As I looked closer I began to see a community ghettoized and segregated in what can only be described as a form of economic apartheid. They seem so detached from the rest of the city. The separation does not appear to be one of choice as much as a forced alienation along geographical and financial divides.
I vowed to find out more, so I set about reading as much as I could about the plight of the Indian workers, the history of their presence in Singpaore and the friction between them, the government and society at large.
The more I read, the more shocking it became. I saw stories of workers dying in workplace accidents and little if anything been done either to compensate the families or prevent future accidents.
I saw already low wages garnished by employers, leaving workers with barely enough to send back home.
I saw agencies charging thousands and thousands of dollars just to send men from across Asia to Singapore for work.
I saw a society that was unwilling to accept their fellow countrymen because of their race, and a system that clandestinely subjugates and represses migrant rights.
And gradually I saw the big picture. A nation of millionaires, served by a sub-community of near-slaves, entrapped by low wages, crippling debt and near non-existent governmental support infrastructure.
And so, I took to the streets to meet the victims, the perpetrators and the humanitarian crusaders trying to change things.

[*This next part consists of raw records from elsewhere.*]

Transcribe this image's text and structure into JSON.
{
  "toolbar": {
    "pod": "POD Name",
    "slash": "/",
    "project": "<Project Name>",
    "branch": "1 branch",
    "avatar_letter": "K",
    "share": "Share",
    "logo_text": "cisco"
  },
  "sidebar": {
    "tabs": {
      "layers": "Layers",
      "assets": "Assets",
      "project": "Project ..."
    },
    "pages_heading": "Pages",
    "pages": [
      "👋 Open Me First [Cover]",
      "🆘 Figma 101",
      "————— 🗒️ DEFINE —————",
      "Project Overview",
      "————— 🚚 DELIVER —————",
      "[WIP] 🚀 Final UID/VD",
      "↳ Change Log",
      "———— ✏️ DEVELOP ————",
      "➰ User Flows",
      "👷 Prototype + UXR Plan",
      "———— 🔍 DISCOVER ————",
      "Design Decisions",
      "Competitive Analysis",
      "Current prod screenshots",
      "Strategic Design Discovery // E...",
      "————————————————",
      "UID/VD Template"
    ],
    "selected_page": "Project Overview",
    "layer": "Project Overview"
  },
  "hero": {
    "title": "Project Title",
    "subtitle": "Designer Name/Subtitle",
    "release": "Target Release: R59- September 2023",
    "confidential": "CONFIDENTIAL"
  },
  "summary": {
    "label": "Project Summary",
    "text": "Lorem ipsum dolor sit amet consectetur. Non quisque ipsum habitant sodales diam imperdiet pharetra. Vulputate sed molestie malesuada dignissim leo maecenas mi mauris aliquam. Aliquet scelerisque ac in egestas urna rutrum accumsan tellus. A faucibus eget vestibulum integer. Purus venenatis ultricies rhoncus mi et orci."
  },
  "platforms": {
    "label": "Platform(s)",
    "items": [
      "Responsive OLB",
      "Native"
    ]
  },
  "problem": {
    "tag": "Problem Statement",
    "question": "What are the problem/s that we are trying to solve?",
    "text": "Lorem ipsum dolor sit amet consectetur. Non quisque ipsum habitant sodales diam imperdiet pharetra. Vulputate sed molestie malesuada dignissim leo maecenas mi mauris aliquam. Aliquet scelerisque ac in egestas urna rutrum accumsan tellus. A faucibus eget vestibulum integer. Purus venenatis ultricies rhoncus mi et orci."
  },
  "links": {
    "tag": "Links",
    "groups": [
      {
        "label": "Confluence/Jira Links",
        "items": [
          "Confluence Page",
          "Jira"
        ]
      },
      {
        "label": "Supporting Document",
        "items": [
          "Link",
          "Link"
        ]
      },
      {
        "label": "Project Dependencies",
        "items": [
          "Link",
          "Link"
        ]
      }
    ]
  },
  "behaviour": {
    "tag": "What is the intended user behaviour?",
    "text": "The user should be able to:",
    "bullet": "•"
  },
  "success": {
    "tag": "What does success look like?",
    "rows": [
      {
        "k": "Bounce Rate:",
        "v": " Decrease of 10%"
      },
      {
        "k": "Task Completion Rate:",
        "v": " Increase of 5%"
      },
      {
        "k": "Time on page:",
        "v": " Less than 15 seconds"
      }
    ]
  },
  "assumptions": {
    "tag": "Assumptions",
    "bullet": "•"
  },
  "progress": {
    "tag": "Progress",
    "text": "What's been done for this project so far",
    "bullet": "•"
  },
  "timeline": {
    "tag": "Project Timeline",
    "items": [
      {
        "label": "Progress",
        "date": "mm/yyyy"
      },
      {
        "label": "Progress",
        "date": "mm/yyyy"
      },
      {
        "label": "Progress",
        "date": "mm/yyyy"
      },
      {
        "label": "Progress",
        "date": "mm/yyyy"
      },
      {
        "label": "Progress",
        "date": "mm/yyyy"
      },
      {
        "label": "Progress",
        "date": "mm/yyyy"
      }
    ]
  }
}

This is their story. Over the next eight or so weeks I will tell the story of a marginalized sub-culture. Names will be changed to protect the innocent and guilty alike. All quotes will be real, all stories will be selected to portray what I believe to be their truth, as I see it.
All conclusions will be made only when I, We, have seen the facts.